Entries shown:
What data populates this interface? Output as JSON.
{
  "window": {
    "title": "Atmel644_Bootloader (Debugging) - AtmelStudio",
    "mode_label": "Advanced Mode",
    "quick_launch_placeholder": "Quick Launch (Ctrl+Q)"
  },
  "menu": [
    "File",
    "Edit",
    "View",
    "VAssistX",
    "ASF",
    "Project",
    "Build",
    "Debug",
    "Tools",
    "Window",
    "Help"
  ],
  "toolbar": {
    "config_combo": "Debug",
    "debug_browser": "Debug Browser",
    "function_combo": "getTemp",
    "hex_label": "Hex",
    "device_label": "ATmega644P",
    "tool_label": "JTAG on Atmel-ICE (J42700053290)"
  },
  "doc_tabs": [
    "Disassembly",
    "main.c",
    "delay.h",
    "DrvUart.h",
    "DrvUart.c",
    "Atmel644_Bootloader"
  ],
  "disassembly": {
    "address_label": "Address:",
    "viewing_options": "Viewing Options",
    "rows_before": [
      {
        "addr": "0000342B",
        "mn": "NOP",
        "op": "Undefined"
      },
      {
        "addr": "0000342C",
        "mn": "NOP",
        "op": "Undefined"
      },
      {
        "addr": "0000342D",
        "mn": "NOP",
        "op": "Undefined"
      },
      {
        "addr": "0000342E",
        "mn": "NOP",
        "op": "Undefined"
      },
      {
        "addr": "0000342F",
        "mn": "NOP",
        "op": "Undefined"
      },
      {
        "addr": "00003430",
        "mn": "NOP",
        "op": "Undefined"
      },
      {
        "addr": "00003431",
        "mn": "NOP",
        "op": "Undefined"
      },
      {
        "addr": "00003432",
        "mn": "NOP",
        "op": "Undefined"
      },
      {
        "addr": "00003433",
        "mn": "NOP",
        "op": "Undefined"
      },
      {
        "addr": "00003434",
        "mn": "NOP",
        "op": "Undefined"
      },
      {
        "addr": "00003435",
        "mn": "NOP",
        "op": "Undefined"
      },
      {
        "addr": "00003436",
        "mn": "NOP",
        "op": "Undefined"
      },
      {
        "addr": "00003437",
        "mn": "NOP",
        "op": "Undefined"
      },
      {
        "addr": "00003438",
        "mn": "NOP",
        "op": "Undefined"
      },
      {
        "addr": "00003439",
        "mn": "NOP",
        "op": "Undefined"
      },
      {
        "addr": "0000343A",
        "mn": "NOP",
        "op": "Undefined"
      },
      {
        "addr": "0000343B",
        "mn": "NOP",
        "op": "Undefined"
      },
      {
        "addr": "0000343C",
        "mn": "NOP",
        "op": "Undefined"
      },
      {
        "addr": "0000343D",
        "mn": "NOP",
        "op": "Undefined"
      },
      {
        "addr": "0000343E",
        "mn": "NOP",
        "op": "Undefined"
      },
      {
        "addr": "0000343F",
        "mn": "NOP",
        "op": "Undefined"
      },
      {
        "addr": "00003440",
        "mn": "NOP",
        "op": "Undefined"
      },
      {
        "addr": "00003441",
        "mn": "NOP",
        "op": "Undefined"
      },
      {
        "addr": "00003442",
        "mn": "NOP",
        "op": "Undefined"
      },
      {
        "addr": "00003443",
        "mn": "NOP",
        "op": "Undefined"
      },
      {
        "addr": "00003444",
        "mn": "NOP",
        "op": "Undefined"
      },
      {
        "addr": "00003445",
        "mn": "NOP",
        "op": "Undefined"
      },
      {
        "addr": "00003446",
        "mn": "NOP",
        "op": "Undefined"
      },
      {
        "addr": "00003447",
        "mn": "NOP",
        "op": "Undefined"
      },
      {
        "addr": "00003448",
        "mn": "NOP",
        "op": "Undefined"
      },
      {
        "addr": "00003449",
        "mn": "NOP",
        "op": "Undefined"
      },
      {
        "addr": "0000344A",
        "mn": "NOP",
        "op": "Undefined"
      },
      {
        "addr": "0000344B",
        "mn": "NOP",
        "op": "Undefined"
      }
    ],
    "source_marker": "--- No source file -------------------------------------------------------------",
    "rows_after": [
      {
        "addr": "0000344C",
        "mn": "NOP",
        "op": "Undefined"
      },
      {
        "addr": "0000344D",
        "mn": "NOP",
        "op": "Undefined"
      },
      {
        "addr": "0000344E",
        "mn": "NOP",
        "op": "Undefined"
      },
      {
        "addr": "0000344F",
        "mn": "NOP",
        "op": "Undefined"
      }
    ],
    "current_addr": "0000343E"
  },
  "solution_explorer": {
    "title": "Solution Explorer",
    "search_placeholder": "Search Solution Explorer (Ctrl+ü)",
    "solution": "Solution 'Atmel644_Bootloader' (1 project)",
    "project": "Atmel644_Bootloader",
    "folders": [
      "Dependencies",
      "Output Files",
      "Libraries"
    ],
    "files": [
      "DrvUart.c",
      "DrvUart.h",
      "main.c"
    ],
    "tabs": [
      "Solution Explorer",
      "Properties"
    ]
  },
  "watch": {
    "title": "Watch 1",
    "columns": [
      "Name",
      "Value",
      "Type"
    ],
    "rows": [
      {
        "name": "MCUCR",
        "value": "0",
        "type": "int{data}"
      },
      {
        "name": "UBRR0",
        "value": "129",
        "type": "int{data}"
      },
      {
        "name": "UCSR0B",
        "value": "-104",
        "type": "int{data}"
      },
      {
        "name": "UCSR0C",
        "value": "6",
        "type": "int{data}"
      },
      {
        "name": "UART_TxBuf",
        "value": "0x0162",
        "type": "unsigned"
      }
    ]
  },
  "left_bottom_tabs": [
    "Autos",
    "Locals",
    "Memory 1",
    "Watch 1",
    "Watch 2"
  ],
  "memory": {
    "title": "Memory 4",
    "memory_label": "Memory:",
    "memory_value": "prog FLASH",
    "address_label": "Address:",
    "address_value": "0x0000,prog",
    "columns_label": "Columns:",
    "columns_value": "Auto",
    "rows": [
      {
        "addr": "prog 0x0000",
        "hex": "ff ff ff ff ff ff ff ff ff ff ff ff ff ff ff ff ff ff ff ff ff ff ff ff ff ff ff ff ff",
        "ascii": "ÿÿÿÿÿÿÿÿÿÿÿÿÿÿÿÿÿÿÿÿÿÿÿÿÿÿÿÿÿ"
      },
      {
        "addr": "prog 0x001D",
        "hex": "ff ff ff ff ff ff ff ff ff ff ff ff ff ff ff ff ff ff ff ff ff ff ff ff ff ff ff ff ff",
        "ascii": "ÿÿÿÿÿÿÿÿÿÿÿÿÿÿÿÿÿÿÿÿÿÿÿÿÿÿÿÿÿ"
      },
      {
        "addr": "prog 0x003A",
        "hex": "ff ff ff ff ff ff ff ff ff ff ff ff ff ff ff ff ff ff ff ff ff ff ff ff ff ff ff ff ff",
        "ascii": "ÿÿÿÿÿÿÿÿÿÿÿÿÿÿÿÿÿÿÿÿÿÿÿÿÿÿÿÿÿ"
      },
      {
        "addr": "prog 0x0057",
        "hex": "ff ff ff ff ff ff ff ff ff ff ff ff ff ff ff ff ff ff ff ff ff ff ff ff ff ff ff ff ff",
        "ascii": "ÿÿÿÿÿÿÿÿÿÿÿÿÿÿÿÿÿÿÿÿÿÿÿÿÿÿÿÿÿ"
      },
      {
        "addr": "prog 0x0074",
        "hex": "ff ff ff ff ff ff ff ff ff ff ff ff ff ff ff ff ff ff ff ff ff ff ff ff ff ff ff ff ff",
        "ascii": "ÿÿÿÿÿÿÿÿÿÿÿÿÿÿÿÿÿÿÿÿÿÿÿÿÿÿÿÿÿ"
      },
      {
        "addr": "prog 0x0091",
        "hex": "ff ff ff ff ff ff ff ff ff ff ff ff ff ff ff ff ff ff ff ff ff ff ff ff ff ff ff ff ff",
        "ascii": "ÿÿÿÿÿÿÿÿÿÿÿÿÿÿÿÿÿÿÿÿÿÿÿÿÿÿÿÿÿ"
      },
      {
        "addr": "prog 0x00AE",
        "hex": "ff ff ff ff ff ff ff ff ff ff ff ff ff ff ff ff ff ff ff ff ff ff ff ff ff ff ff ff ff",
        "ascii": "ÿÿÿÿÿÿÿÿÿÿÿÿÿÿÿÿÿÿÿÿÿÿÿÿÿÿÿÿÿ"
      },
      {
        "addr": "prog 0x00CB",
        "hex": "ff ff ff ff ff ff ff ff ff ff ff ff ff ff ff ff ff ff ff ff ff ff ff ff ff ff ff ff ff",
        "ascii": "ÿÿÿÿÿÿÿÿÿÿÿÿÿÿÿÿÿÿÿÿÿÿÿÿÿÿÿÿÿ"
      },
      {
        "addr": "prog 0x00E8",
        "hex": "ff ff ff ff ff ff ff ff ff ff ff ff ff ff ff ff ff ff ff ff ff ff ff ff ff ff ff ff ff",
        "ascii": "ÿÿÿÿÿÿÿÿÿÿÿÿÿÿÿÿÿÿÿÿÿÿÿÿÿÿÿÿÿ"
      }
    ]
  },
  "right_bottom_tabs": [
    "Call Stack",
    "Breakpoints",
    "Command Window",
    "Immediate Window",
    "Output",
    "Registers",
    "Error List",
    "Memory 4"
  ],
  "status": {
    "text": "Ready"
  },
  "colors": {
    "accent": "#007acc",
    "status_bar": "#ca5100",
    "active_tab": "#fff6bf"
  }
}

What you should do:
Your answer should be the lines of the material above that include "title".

Exercise solution:
    "title": "Atmel644_Bootloader (Debugging) - AtmelStudio",
    "title": "Solution Explorer",
    "title": "Watch 1",
    "title": "Memory 4",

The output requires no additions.